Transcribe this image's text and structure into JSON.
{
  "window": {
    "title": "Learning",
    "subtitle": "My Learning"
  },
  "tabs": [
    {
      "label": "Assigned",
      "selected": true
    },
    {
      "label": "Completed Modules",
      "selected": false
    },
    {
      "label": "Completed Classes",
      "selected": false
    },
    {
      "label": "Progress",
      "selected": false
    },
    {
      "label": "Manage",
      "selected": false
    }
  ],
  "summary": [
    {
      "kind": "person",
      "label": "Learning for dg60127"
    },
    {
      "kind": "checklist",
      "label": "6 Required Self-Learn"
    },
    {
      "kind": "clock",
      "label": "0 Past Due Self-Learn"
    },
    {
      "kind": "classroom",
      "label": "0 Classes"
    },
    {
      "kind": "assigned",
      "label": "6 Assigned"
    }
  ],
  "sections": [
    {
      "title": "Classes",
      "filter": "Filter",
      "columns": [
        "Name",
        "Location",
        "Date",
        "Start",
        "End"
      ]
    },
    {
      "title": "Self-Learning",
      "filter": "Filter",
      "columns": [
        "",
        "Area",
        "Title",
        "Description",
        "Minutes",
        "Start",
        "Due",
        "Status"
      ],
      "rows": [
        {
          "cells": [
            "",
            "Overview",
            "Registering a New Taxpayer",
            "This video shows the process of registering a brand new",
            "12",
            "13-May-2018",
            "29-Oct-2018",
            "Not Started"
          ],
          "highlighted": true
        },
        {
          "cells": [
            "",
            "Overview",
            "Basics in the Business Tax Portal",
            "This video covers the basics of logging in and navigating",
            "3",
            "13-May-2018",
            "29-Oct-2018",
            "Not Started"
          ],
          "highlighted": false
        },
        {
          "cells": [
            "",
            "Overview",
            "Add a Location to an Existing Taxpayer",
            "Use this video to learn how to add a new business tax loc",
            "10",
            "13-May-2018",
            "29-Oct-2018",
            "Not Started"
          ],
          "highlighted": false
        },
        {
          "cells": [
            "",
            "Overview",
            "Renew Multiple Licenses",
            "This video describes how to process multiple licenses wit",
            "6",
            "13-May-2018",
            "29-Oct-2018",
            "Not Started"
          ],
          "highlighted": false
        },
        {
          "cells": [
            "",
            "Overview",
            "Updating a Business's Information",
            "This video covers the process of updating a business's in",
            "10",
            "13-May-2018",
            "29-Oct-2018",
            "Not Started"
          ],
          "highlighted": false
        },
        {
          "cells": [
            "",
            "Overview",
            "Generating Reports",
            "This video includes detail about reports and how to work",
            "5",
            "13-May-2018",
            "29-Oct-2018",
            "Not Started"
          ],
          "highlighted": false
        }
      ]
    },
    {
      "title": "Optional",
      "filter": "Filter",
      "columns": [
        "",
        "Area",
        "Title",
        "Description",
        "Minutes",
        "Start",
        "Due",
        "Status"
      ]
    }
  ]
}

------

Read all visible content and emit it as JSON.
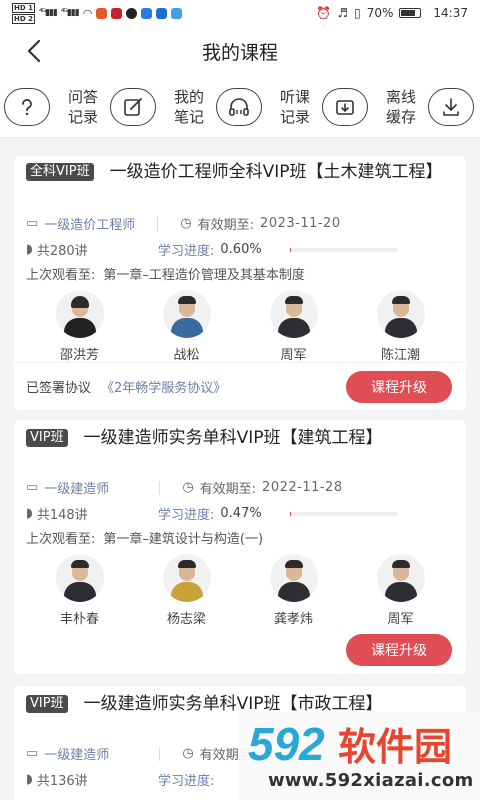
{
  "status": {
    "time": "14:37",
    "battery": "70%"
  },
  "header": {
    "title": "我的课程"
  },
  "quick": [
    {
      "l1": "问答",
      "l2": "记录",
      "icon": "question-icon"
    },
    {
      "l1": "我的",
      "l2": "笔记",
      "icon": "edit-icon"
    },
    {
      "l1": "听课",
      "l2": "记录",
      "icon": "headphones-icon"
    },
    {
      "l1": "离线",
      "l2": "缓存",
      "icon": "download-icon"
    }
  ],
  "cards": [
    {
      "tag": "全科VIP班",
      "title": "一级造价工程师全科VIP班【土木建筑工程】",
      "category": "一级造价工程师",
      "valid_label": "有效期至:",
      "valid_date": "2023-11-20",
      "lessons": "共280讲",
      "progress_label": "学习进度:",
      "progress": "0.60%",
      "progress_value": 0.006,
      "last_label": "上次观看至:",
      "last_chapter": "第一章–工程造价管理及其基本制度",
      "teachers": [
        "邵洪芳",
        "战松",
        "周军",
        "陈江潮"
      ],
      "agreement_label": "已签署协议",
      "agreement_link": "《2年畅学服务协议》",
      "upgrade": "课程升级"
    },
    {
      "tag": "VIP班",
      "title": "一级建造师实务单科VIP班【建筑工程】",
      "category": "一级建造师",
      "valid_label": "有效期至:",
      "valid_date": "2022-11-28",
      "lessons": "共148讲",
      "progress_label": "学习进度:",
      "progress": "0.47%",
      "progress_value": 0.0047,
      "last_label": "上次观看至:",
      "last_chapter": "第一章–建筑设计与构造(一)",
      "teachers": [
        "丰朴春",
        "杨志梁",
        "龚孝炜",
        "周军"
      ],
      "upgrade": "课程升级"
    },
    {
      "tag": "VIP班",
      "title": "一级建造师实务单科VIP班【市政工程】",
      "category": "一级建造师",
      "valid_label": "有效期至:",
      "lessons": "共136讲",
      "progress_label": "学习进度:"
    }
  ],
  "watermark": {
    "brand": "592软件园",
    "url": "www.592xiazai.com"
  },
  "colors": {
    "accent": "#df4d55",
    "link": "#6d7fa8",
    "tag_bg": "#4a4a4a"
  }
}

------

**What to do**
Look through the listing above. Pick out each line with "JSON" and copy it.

**Result of the task**
Transcribe this image's text and structure into JSON.
Read all visible content and emit it as JSON.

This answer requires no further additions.